╔══
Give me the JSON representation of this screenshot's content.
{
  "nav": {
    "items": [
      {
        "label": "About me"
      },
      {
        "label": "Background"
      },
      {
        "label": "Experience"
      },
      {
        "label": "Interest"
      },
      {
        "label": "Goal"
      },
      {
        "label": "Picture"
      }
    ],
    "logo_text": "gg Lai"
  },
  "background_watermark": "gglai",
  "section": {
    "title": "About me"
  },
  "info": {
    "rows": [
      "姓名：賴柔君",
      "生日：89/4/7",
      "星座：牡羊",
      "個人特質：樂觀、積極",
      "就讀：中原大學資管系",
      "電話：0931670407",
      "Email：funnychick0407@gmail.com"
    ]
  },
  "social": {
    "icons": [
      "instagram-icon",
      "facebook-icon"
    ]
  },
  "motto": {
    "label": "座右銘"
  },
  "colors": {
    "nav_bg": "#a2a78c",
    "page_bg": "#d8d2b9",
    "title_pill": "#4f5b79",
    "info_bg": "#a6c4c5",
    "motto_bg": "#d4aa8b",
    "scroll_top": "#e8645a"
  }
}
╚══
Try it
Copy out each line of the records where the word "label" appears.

Output below
        "label": "About me"
        "label": "Background"
        "label": "Experience"
        "label": "Interest"
        "label": "Goal"
        "label": "Picture"
    "label": "座右銘"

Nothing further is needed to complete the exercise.